san pedro de atacama - sandboarding

  • group getting ready
  • board on back
  • all the way to the top
  • all the way down
  • first go
  • showing off for the ladies
  • the group
  • volcano in distance
  • is this mars?
  • ready to hit the jump
  • landing the jump
  • ants on the dune
  • instructor and me
  • going up for sunset
  • this is not ice or snow but salt
  • more of mars
  • people watching sunset
  • giant salt crater with volcano
  • start of sunset
  • sunset with more colour
  • end of sunset
  • almost completely gone
  • sipping on some beer and loving the white socks

I'm in a tiny desert town called San Pedro de Atacama in the middle of the Atacama desert in Northern Chile. The place is known for it's salt lakes, geyser, sandboarding, stargazing etc. I started my first day here yesterday by going to the internet cafe to upload a few photos, catch up with the family etc. When I walked out the cafe something somewhat surreal happenned - I bumped into Aisling! I was pretty stunned considering this is a place miles away from anywhere either of us had planned on going. The rest of that story, is somewhat personal so I won't get into it on here.

I booked myself into a sandboarding excursion, followed by a trip to the Valle De Luna (Valley of the Moon), so called because the terrain resembles that of the moon. Actually I think more like the terrain on Mars, from photo's I've seen. In fact, I was told that NASA used the area to test their Rovers for the Mars missions. I was not disappointed. The area is like nothing I have ever seen before. Dunes, rock formations that really look like another planet, salt covered valleys and mountains that from a distance you'd think were covered in ice and volcanoes and craters in the distance. This place is one of the driest places on earth, receiving only about 4 days of rain per year, and when it does rain on those days, it's apparently only for about an hour - there are some spots around here that haven't received a drop of water in hundreds, even thousands of years.

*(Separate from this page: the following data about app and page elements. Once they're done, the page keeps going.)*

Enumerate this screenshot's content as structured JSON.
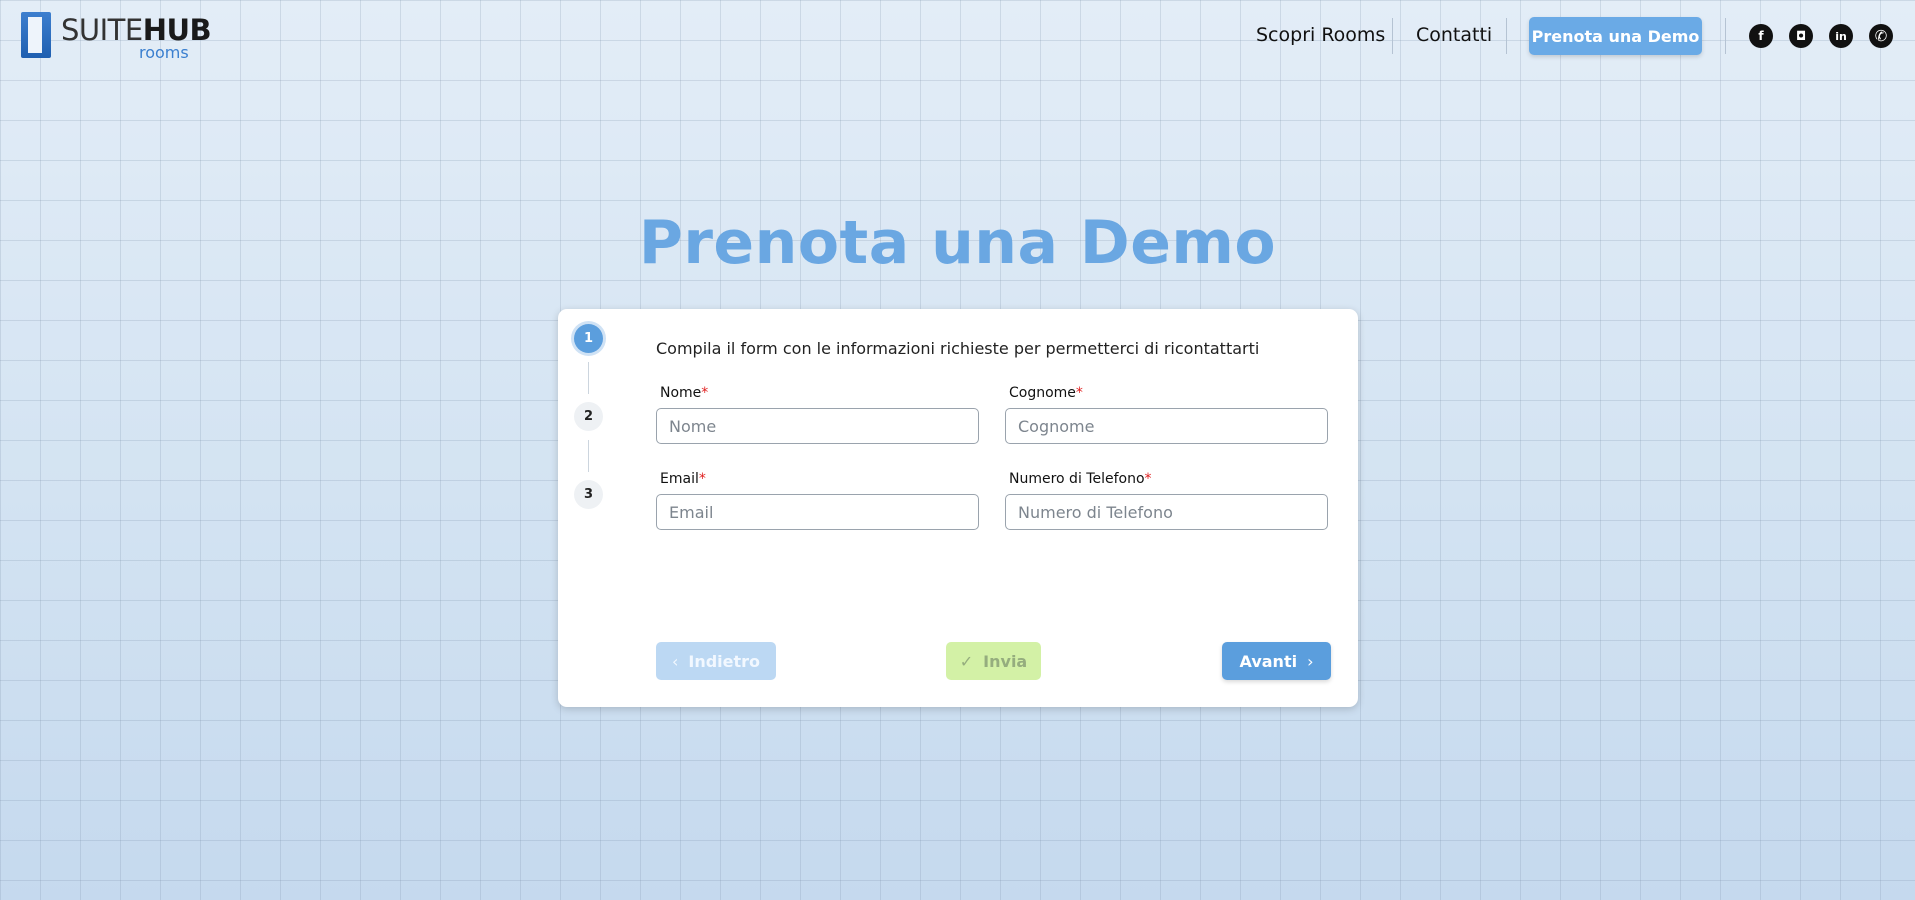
{
  "brand": {
    "word_light": "SUITE",
    "word_bold": "HUB",
    "sub": "rooms"
  },
  "nav": {
    "links": [
      "Scopri Rooms",
      "Contatti"
    ],
    "cta_label": "Prenota una Demo",
    "social": [
      {
        "name": "facebook-icon",
        "glyph": "f"
      },
      {
        "name": "instagram-icon",
        "glyph": "◘"
      },
      {
        "name": "linkedin-icon",
        "glyph": "in"
      },
      {
        "name": "whatsapp-icon",
        "glyph": "✆"
      }
    ]
  },
  "hero": {
    "title": "Prenota una Demo"
  },
  "steps": [
    "1",
    "2",
    "3"
  ],
  "form": {
    "instructions": "Compila il form con le informazioni richieste per permetterci di ricontattarti",
    "required_mark": "*",
    "fields": {
      "nome": {
        "label": "Nome",
        "placeholder": "Nome",
        "value": ""
      },
      "cognome": {
        "label": "Cognome",
        "placeholder": "Cognome",
        "value": ""
      },
      "email": {
        "label": "Email",
        "placeholder": "Email",
        "value": ""
      },
      "telefono": {
        "label": "Numero di Telefono",
        "placeholder": "Numero di Telefono",
        "value": ""
      }
    }
  },
  "buttons": {
    "back": {
      "label": "Indietro",
      "icon": "‹"
    },
    "send": {
      "label": "Invia",
      "icon": "✓"
    },
    "next": {
      "label": "Avanti",
      "icon": "›"
    }
  },
  "colors": {
    "accent": "#5b9edd",
    "title": "#6aa7e2",
    "send_disabled": "#d3f1a6",
    "back_disabled": "#bcd8f3",
    "required": "#e02020"
  }
}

Having recently been on a snowboarding trip, I was pretty confident that I would handle the sandboarding well, and it did go pretty well. The instructor gave everybody a bit of advice and then the people who had never snowboarded before stood to the side with him for some more lessons. I took a couple of test runs down the short side of the dune, and then headed for the big dune - roughly 120 metres long, so not much of a ride compared to the slopes on the alps, but great fun all the same. There were a few things that make the experience a little bit rough, but I think all the more fun:

  1. The temperature out on the dunes is probably about 30 degrees, so even just standing there you work up a sweat.
  2. Every time you hit the bottom, you have to walk back up the dune in the sweltering heat - more sweat.
  3. All this sweat means that when you bail, the sand sticks to you in every exposed part of the body - and sometimes unexposed parts

When I got more confident, the instructor and I started hitting a small jump. I'm happy to say I landed both my jumps, and just wish the jump was bigger for some more air time.

After the sandboarding, we drove over to Valle de Luna to watch the sunset and have a couple of cold beers while doing so. The scenery wa spectacular and you really do feel like you're on Mars or the Moon. I hope the photos I've taken can show what it really looks like.


This afternoon, I'm going on an excursion to the salt likes, said to be saltier than the dead sea.